§ Task details:
Read the data and repeat all of it exactly.

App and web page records

--------------------

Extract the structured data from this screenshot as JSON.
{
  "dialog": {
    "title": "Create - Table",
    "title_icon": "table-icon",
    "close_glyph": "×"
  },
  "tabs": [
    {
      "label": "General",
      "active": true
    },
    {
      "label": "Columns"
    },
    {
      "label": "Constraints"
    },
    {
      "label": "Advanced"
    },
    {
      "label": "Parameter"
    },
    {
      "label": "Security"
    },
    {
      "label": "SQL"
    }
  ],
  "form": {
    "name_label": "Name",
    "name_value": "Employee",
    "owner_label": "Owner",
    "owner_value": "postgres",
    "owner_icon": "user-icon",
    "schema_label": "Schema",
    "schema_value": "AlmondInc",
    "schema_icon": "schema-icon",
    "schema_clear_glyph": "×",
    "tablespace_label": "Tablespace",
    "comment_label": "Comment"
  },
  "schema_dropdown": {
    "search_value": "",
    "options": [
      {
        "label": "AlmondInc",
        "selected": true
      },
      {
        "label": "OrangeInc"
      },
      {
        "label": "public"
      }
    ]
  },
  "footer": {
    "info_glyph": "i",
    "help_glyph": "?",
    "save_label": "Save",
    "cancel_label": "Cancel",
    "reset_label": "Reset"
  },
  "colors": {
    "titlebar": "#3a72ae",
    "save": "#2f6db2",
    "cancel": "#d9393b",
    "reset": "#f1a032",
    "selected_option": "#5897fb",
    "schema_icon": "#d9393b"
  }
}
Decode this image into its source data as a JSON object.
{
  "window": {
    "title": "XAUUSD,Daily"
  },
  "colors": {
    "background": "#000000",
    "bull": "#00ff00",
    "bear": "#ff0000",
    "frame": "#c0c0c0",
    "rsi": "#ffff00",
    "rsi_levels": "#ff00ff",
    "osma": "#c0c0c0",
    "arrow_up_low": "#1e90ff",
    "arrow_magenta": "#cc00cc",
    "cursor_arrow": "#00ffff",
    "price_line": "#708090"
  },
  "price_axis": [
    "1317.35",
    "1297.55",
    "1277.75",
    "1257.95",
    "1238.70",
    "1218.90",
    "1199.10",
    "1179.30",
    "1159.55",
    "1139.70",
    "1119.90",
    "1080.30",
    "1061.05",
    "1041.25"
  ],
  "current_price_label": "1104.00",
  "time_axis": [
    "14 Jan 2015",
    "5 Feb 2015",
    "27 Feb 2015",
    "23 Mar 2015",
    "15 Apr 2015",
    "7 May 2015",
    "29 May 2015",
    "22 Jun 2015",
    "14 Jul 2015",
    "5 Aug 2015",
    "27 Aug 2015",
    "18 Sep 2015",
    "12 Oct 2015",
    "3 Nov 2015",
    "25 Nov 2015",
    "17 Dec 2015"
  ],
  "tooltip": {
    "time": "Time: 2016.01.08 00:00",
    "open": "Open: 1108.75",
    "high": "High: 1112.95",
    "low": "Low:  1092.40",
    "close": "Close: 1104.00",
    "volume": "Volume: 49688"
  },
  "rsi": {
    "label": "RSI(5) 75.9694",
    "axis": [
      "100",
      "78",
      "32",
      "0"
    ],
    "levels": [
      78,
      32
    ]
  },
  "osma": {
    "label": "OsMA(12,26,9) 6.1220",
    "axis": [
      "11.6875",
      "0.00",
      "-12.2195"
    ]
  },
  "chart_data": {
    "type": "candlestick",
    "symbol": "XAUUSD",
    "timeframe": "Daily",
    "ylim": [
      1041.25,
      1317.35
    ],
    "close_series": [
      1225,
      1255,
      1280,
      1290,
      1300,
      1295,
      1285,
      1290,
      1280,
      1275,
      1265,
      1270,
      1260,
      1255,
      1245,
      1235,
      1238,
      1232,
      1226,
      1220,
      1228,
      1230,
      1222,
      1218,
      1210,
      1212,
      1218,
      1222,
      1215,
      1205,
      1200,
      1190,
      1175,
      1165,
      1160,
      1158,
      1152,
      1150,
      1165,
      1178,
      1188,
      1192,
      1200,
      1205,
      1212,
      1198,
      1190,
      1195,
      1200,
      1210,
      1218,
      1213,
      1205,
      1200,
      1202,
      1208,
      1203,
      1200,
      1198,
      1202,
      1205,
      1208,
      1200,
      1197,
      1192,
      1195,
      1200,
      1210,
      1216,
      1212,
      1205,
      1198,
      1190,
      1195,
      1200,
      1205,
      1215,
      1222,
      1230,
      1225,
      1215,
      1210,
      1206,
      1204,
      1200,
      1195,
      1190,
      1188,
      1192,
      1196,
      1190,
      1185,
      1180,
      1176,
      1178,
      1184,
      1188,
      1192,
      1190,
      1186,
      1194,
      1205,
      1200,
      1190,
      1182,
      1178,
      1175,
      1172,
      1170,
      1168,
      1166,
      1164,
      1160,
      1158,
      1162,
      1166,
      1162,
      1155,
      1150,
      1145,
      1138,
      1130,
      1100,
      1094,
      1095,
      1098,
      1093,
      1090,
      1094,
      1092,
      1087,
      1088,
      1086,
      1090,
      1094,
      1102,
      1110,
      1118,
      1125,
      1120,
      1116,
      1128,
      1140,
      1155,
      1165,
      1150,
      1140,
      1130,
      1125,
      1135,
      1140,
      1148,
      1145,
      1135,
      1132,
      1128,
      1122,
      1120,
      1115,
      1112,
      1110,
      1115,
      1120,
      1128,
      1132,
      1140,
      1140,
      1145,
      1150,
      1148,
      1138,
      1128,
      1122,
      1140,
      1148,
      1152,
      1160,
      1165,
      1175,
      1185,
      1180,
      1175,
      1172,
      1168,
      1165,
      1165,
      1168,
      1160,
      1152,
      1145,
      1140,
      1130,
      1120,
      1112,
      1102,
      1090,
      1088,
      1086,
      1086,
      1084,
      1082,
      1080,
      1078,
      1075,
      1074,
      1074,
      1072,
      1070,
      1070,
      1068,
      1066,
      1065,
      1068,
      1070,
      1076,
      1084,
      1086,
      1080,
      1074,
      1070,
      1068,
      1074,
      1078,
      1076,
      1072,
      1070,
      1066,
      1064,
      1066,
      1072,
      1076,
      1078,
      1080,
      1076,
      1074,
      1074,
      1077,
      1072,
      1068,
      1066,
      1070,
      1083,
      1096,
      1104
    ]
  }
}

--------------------

§ Exercise result:
Extract the structured data from this screenshot as JSON.
{
  "dialog": {
    "title": "Create - Table",
    "title_icon": "table-icon",
    "close_glyph": "×"
  },
  "tabs": [
    {
      "label": "General",
      "active": true
    },
    {
      "label": "Columns"
    },
    {
      "label": "Constraints"
    },
    {
      "label": "Advanced"
    },
    {
      "label": "Parameter"
    },
    {
      "label": "Security"
    },
    {
      "label": "SQL"
    }
  ],
  "form": {
    "name_label": "Name",
    "name_value": "Employee",
    "owner_label": "Owner",
    "owner_value": "postgres",
    "owner_icon": "user-icon",
    "schema_label": "Schema",
    "schema_value": "AlmondInc",
    "schema_icon": "schema-icon",
    "schema_clear_glyph": "×",
    "tablespace_label": "Tablespace",
    "comment_label": "Comment"
  },
  "schema_dropdown": {
    "search_value": "",
    "options": [
      {
        "label": "AlmondInc",
        "selected": true
      },
      {
        "label": "OrangeInc"
      },
      {
        "label": "public"
      }
    ]
  },
  "footer": {
    "info_glyph": "i",
    "help_glyph": "?",
    "save_label": "Save",
    "cancel_label": "Cancel",
    "reset_label": "Reset"
  },
  "colors": {
    "titlebar": "#3a72ae",
    "save": "#2f6db2",
    "cancel": "#d9393b",
    "reset": "#f1a032",
    "selected_option": "#5897fb",
    "schema_icon": "#d9393b"
  }
}
Decode this image into its source data as a JSON object.
{
  "window": {
    "title": "XAUUSD,Daily"
  },
  "colors": {
    "background": "#000000",
    "bull": "#00ff00",
    "bear": "#ff0000",
    "frame": "#c0c0c0",
    "rsi": "#ffff00",
    "rsi_levels": "#ff00ff",
    "osma": "#c0c0c0",
    "arrow_up_low": "#1e90ff",
    "arrow_magenta": "#cc00cc",
    "cursor_arrow": "#00ffff",
    "price_line": "#708090"
  },
  "price_axis": [
    "1317.35",
    "1297.55",
    "1277.75",
    "1257.95",
    "1238.70",
    "1218.90",
    "1199.10",
    "1179.30",
    "1159.55",
    "1139.70",
    "1119.90",
    "1080.30",
    "1061.05",
    "1041.25"
  ],
  "current_price_label": "1104.00",
  "time_axis": [
    "14 Jan 2015",
    "5 Feb 2015",
    "27 Feb 2015",
    "23 Mar 2015",
    "15 Apr 2015",
    "7 May 2015",
    "29 May 2015",
    "22 Jun 2015",
    "14 Jul 2015",
    "5 Aug 2015",
    "27 Aug 2015",
    "18 Sep 2015",
    "12 Oct 2015",
    "3 Nov 2015",
    "25 Nov 2015",
    "17 Dec 2015"
  ],
  "tooltip": {
    "time": "Time: 2016.01.08 00:00",
    "open": "Open: 1108.75",
    "high": "High: 1112.95",
    "low": "Low:  1092.40",
    "close": "Close: 1104.00",
    "volume": "Volume: 49688"
  },
  "rsi": {
    "label": "RSI(5) 75.9694",
    "axis": [
      "100",
      "78",
      "32",
      "0"
    ],
    "levels": [
      78,
      32
    ]
  },
  "osma": {
    "label": "OsMA(12,26,9) 6.1220",
    "axis": [
      "11.6875",
      "0.00",
      "-12.2195"
    ]
  },
  "chart_data": {
    "type": "candlestick",
    "symbol": "XAUUSD",
    "timeframe": "Daily",
    "ylim": [
      1041.25,
      1317.35
    ],
    "close_series": [
      1225,
      1255,
      1280,
      1290,
      1300,
      1295,
      1285,
      1290,
      1280,
      1275,
      1265,
      1270,
      1260,
      1255,
      1245,
      1235,
      1238,
      1232,
      1226,
      1220,
      1228,
      1230,
      1222,
      1218,
      1210,
      1212,
      1218,
      1222,
      1215,
      1205,
      1200,
      1190,
      1175,
      1165,
      1160,
      1158,
      1152,
      1150,
      1165,
      1178,
      1188,
      1192,
      1200,
      1205,
      1212,
      1198,
      1190,
      1195,
      1200,
      1210,
      1218,
      1213,
      1205,
      1200,
      1202,
      1208,
      1203,
      1200,
      1198,
      1202,
      1205,
      1208,
      1200,
      1197,
      1192,
      1195,
      1200,
      1210,
      1216,
      1212,
      1205,
      1198,
      1190,
      1195,
      1200,
      1205,
      1215,
      1222,
      1230,
      1225,
      1215,
      1210,
      1206,
      1204,
      1200,
      1195,
      1190,
      1188,
      1192,
      1196,
      1190,
      1185,
      1180,
      1176,
      1178,
      1184,
      1188,
      1192,
      1190,
      1186,
      1194,
      1205,
      1200,
      1190,
      1182,
      1178,
      1175,
      1172,
      1170,
      1168,
      1166,
      1164,
      1160,
      1158,
      1162,
      1166,
      1162,
      1155,
      1150,
      1145,
      1138,
      1130,
      1100,
      1094,
      1095,
      1098,
      1093,
      1090,
      1094,
      1092,
      1087,
      1088,
      1086,
      1090,
      1094,
      1102,
      1110,
      1118,
      1125,
      1120,
      1116,
      1128,
      1140,
      1155,
      1165,
      1150,
      1140,
      1130,
      1125,
      1135,
      1140,
      1148,
      1145,
      1135,
      1132,
      1128,
      1122,
      1120,
      1115,
      1112,
      1110,
      1115,
      1120,
      1128,
      1132,
      1140,
      1140,
      1145,
      1150,
      1148,
      1138,
      1128,
      1122,
      1140,
      1148,
      1152,
      1160,
      1165,
      1175,
      1185,
      1180,
      1175,
      1172,
      1168,
      1165,
      1165,
      1168,
      1160,
      1152,
      1145,
      1140,
      1130,
      1120,
      1112,
      1102,
      1090,
      1088,
      1086,
      1086,
      1084,
      1082,
      1080,
      1078,
      1075,
      1074,
      1074,
      1072,
      1070,
      1070,
      1068,
      1066,
      1065,
      1068,
      1070,
      1076,
      1084,
      1086,
      1080,
      1074,
      1070,
      1068,
      1074,
      1078,
      1076,
      1072,
      1070,
      1066,
      1064,
      1066,
      1072,
      1076,
      1078,
      1080,
      1076,
      1074,
      1074,
      1077,
      1072,
      1068,
      1066,
      1070,
      1083,
      1096,
      1104
    ]
  }
}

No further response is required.